07i_1069 - Version 2_3

Cellist Rose Bellini is an avid performer of a wide variety of music, especially contemporary and experimental music. She regularly performs with classical music ensembles, modern dance companies, bands, and chamber and orchestral groups from Seattle to New York City to San Francisco.

A founding member of mixed-chamber ensembles REDSHIFT and Hotel Elefant, Rose  also regularly appears with the Seattle Modern Orchestra and Seattle Rock Orchestra. Other notable appearances include with the Wordless Music Orchestra, Ensemble Signal, FLUX Quartet, Orchestra of St. Luke’s, East Village Opera Company, Phoenix Ensemble, folk and rock bands, and in venues from ranging from neighborhood bars to Carnegie Hall. 

Rose frequently collaborates with living composers from around the world and often premieres and records new works for cello and for chamber ensemble. A doctoral graduate of Indiana University-Bloomington, her primary teachers were Emilio Colón and Janos Starker.

As an arts entrepreneur, Rose has established herself as a resourceful fundraiser and leader in the music and arts community working in development for a variety of organizations. Rose serves on the board of the Switchboard Music Festival in San Francisco, CA.

IMG_5631

Staff & Community Picks: July 15

A weekly rundown of the music our staff and listeners are loving lately! Are you interested in contributing some thoughts on your favorite new music albums? Drop us a line!
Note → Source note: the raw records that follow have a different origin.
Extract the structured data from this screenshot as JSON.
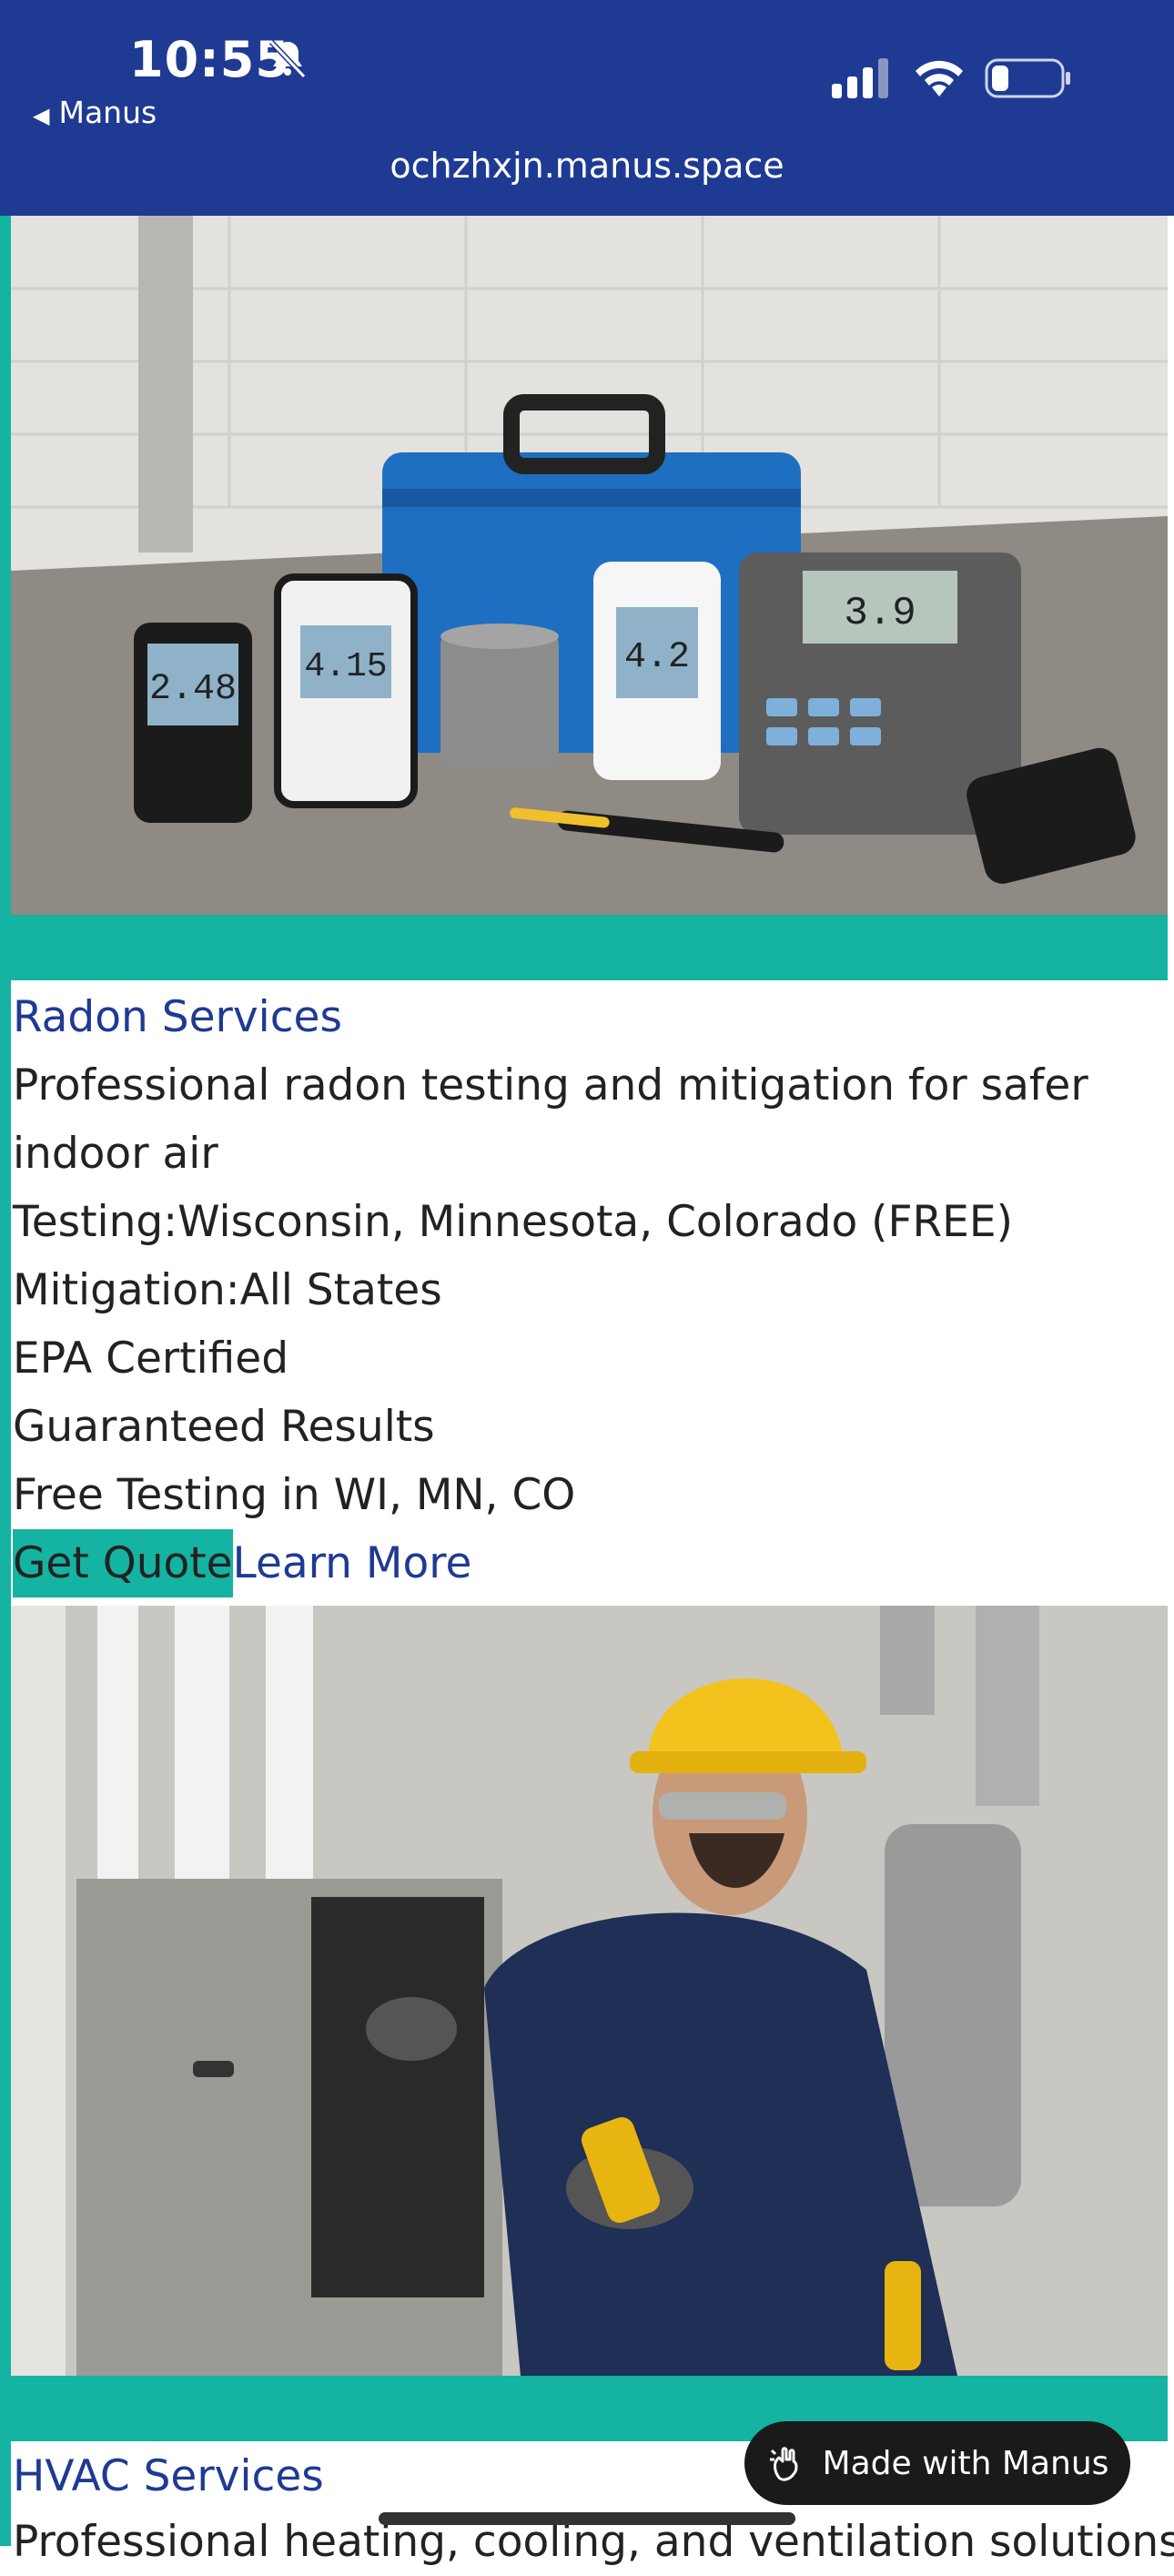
{
  "status_bar": {
    "time": "10:55",
    "back_label": "Manus"
  },
  "browser": {
    "url": "ochzhxjn.manus.space"
  },
  "radon": {
    "image_meter_readings": [
      "2.48",
      "4.15",
      "4.2",
      "3.9"
    ],
    "title": "Radon Services",
    "description": "Professional radon testing and mitigation for safer indoor air",
    "features": [
      "Testing:Wisconsin, Minnesota, Colorado (FREE)",
      "Mitigation:All States",
      "EPA Certified",
      "Guaranteed Results",
      "Free Testing in WI, MN, CO"
    ],
    "cta_quote": "Get Quote",
    "cta_learn": "Learn More"
  },
  "hvac": {
    "title": "HVAC Services",
    "description": "Professional heating, cooling, and ventilation solutions"
  },
  "badge": {
    "label": "Made with Manus"
  },
  "colors": {
    "brand_blue": "#1f3a93",
    "accent_teal": "#14b3a2"
  }
}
download (20)I recently rediscovered one of my (now) favorite piano pieces. I’m not even sure where to begin, it is almost unbelievably good. Stainless Staining by Donnacha Dennehy is the kind of piece that I can just put on repeat and let its relentless, perpetual, rhythmic drive push and pull me through my day, as it becomes a kind of soundtrack to my waking life. There are actually two tracks on this jaw-dropping EP release from Lisa Moore, but I can barely tell you anything about the second track, Reservoir, because I never seem to get to it with track 1 on endless repeat. — by James Holt

 

path-of-miracles-cd-coverEvery year, more than 100,000 people make the 500-mile pilgrimage from St Jean Pied de Port, France to Santiago de Compostela, Spain. Not all of them are Catholic, and not all of them are looking for a spiritual experience; some just crave adventure. You don’t have to be religious, or even spiritual, to find adventure in Joby Talbot’s “Path of Miracles,” an hour-long piece dedicated to the famous pilgrimage. The seventeen-part harmony, set to text that’s in turns religious, historical, and poetic, is indescribably beautiful. Talbot’s piece is the choral interpretation of a month-long journey filled with excitement, doubt, revelation, fear, and triumph. – by Jill Kimball

 

Instrumental CoverIt’s just not every day that you hear a beatboxing flutist, and beyond that, one who can play circles around some of the best classically trained flutists in the world! Greg Pattillo, joined by cellist Eric Stephenson and bassist Peter Seymour are PROJECT Trio and make music so much fun by breathing, bowing, and plucking new life into classical favorites (Brahms Hungarian Dance No.5 and the Bacchanale from Samson and Delilah by Saint-Saens) and writing original tunes for their unusual trio combination, with titles on this disc such as Djangish, BRB, and 99 Mondays. – by Maggie Stapleton